- GS-3: Conservation, environmental pollution and degradation, environmental impact assessment
US Heat Wave
Context: Recently, US Weather service has issued another excessive-heat warning for much of Washington state and North East.
- In most parts of the country, temperatures must be above the historical average in an area for two or more days before the label “heat wave” is applied to a hot spell.
- But the definition can vary by region; in the Northeast USA, it is defined as three straight days in the 90s or above.
What causes a heat wave?
- Heat waves begin when high pressure in the atmosphere moves in and pushes warm air toward the ground. That air warms up further as it is compressed, and we begin to feel a lot hotter.
- The high-pressure system pressing down on the ground expands vertically, forcing other weather systems to change course. It even minimizes wind and cloud cover, making the air more stifling.
- This is also why a heat wave parks itself over an area for several days or longer.
What is a heat dome?
- As the ground warms, it loses moisture, which makes it easier to heat even more.
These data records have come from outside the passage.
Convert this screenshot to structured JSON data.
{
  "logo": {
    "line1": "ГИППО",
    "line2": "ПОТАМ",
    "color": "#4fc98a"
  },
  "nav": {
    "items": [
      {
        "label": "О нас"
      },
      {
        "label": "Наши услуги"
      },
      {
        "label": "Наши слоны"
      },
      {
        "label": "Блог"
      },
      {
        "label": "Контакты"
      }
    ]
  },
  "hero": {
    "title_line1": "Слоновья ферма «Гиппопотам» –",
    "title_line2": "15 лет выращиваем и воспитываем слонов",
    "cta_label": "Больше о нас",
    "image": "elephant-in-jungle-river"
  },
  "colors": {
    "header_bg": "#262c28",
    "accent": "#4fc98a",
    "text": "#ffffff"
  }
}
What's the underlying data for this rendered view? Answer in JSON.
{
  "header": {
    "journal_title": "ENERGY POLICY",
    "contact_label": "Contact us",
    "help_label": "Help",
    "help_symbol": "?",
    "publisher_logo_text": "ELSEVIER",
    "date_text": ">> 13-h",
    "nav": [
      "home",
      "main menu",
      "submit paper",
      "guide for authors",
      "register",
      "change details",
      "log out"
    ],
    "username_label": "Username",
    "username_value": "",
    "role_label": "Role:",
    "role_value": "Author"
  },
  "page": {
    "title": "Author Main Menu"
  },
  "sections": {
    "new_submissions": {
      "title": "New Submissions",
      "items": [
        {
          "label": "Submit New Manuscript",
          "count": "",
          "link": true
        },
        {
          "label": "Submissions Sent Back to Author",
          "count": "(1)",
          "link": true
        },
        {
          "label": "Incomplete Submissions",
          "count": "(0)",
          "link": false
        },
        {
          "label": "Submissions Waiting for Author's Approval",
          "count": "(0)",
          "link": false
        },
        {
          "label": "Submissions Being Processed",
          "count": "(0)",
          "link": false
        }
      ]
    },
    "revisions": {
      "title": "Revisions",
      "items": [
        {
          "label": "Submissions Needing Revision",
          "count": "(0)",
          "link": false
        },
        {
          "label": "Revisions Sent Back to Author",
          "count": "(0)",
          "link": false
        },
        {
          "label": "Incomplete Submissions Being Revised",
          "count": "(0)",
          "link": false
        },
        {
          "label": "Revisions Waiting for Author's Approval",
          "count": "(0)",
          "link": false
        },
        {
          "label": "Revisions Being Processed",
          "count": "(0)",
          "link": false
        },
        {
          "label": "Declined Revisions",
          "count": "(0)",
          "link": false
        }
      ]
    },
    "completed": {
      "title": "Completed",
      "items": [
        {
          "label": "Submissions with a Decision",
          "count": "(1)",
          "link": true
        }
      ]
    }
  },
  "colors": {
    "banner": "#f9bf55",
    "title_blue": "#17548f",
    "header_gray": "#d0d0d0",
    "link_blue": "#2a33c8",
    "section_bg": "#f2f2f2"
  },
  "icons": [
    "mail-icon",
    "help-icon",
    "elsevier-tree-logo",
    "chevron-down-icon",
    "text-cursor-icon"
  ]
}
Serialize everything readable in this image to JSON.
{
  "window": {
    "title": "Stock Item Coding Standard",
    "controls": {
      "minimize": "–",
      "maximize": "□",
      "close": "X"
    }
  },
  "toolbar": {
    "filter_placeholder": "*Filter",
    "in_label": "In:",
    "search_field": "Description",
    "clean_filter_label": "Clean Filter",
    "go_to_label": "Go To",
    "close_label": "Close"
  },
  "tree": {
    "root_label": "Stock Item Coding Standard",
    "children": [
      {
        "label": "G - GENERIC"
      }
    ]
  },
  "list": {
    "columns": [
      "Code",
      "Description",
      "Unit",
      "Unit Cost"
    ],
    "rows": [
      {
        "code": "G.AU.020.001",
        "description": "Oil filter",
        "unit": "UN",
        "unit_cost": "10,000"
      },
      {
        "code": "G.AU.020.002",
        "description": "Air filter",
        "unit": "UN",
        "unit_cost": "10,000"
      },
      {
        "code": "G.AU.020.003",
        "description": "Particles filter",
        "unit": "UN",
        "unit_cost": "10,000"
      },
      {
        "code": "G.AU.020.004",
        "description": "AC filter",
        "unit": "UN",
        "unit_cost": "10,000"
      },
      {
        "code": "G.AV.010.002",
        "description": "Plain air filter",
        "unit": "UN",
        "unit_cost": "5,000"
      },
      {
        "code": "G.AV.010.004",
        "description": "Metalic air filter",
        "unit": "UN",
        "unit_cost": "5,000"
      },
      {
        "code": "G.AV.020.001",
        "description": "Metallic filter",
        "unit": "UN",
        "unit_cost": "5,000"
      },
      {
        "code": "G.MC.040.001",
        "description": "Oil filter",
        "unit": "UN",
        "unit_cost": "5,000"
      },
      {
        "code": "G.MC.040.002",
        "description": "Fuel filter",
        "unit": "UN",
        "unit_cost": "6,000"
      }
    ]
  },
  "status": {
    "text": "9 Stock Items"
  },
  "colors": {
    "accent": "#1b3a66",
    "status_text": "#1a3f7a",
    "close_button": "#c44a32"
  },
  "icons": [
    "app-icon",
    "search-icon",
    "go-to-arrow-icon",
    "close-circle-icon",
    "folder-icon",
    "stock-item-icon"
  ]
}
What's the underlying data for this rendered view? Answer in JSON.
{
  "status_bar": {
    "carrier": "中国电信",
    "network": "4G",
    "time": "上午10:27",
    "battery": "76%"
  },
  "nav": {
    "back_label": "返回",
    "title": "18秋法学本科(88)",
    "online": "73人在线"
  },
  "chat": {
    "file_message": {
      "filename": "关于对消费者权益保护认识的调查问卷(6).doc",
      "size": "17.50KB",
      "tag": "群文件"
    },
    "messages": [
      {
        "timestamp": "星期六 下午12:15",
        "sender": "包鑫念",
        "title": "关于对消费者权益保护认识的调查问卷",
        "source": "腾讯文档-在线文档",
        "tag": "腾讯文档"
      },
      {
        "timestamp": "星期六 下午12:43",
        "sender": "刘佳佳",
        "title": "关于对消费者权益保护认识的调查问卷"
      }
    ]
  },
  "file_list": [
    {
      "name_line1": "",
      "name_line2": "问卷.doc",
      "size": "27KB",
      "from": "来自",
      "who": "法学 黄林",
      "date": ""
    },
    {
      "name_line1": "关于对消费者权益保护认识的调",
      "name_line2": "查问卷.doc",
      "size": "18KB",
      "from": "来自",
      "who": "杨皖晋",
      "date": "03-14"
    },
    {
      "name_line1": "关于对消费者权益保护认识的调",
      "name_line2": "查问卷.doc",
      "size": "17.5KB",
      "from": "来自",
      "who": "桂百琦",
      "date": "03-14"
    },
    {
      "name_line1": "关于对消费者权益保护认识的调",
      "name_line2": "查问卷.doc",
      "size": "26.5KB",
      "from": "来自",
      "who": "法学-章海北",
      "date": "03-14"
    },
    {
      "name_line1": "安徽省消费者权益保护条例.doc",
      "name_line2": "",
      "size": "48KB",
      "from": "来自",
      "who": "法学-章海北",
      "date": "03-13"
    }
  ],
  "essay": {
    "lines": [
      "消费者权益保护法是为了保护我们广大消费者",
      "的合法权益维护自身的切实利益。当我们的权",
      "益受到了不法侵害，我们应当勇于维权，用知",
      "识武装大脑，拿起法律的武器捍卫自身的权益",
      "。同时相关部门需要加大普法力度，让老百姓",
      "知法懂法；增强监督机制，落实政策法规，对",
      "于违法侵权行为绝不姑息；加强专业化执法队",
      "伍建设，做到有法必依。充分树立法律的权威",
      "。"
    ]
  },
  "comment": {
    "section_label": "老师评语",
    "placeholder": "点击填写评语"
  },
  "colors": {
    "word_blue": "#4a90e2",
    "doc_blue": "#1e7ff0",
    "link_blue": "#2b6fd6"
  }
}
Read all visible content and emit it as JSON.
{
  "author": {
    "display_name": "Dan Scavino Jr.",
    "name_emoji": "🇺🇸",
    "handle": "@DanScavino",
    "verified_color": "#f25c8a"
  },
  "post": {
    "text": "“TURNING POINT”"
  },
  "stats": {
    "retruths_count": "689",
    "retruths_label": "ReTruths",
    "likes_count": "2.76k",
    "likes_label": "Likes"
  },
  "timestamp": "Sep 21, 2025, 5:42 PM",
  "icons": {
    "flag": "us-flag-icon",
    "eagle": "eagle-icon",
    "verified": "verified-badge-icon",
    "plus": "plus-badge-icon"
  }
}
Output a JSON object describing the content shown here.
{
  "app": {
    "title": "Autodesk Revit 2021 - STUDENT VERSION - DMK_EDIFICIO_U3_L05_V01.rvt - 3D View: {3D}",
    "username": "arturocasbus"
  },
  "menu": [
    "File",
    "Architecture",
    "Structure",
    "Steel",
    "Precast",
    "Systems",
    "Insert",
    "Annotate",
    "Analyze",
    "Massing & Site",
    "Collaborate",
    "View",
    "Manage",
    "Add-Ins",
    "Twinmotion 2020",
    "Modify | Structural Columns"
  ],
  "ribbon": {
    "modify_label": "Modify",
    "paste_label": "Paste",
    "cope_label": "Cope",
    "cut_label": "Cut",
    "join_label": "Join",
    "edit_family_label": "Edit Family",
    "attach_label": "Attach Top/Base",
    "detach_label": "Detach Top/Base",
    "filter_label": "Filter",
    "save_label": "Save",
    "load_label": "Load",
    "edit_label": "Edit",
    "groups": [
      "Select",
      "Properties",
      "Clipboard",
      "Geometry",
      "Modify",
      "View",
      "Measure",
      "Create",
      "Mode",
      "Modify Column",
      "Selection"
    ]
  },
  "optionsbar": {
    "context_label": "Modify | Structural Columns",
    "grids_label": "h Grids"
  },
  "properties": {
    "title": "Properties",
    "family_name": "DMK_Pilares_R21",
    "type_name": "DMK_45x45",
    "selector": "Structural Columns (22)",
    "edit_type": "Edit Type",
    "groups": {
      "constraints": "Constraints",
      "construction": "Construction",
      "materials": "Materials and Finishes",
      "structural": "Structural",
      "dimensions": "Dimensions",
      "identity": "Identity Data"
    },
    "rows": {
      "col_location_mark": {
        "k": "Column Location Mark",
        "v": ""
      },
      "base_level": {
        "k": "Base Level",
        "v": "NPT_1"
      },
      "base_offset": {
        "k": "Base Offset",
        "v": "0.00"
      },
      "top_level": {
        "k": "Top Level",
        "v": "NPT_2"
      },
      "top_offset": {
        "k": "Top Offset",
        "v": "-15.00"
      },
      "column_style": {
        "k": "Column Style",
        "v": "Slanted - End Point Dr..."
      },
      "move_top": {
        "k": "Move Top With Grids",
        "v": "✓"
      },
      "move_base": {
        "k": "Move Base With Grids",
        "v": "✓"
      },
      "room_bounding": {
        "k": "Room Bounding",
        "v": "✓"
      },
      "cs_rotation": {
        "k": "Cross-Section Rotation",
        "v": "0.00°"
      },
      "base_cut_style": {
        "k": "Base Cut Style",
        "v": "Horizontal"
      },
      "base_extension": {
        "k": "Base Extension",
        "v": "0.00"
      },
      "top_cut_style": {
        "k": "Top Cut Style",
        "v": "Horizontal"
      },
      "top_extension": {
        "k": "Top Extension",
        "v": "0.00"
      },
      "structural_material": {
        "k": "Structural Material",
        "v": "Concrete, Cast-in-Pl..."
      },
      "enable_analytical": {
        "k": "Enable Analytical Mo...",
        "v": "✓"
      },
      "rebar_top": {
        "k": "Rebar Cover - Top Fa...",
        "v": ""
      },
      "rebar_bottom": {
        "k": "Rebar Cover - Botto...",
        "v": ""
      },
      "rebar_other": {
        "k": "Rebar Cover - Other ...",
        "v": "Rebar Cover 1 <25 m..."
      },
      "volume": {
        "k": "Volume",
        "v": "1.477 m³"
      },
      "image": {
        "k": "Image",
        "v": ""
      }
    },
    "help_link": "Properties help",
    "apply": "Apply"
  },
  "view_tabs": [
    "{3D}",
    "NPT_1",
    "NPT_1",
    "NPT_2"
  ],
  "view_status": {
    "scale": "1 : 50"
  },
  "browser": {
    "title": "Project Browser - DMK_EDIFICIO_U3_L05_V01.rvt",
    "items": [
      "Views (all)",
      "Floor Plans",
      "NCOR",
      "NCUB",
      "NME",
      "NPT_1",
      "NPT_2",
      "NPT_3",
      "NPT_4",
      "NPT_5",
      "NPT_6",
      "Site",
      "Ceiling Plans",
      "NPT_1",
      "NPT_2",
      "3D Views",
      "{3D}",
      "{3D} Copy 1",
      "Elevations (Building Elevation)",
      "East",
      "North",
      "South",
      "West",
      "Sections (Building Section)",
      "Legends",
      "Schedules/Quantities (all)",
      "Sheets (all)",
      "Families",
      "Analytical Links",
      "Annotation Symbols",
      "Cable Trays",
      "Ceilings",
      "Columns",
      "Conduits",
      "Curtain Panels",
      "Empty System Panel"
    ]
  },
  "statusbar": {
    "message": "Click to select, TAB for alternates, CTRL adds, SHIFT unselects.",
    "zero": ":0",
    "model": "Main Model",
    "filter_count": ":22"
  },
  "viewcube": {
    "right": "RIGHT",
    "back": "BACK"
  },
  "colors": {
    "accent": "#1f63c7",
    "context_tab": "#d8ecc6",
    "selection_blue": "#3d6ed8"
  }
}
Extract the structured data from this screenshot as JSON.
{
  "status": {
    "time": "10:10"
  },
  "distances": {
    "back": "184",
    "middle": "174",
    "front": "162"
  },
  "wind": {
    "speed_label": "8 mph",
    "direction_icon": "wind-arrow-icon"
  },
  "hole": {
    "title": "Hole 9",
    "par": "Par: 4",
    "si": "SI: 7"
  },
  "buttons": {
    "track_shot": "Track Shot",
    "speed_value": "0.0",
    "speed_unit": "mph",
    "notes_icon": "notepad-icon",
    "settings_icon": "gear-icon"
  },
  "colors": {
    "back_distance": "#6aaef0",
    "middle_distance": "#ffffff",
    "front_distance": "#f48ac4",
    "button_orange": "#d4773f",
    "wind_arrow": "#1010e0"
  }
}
And in the drought-ridden West USA, there is plenty of heat for the high-pressure system to trap.
- As that trapped heat continues to warm, the system acts like a lid on a pot — earning the name “heat dome.”
- In the Pacific Northwest, the heat and the drought are working in concert, exacerbating the problem and causing temperature records to fall day after day.
Why is it hotter than normal in North America?
- We have long known that the world has warmed by more than 1 degree Celsius (about 1.8 degrees Fahrenheit) since 1900, and that the pace of warming has accelerated in recent decades.
- The warmer baseline contributes to extreme-weather events and helps make periods of extreme heat more frequent, longer and more intense.
- Magnified effect of paved and concrete surfaces in urban areas and a lack of tree cover.
- Urban heat island effects can make ambient temperatures feel 3 to 4 degrees more than what they are.
Health Impacts of Heat Waves
- The health impacts of Heat Waves typically involve dehydration, heat cramps, heat exhaustion and/or heat stroke.
- It also causes heat cramps, fatigue, weakness, dizziness, headache, nausea, vomiting, muscle cramps and sweating.
- The extreme temperatures and resultant atmospheric conditions adversely affect people living in these regions as they cause physiological stress, sometimes resulting in death.
- While climate change does have a strong link with the occurrence of extreme weather events, it isn’t the cause for extreme weather events. Episodes of heat waves are growing more common as climate change intensifies. Therefore, the intensity and frequency of heatwaves can be reduced if the global community adopts and adheres to a lower emissions scenario in the future.
Connecting the dots: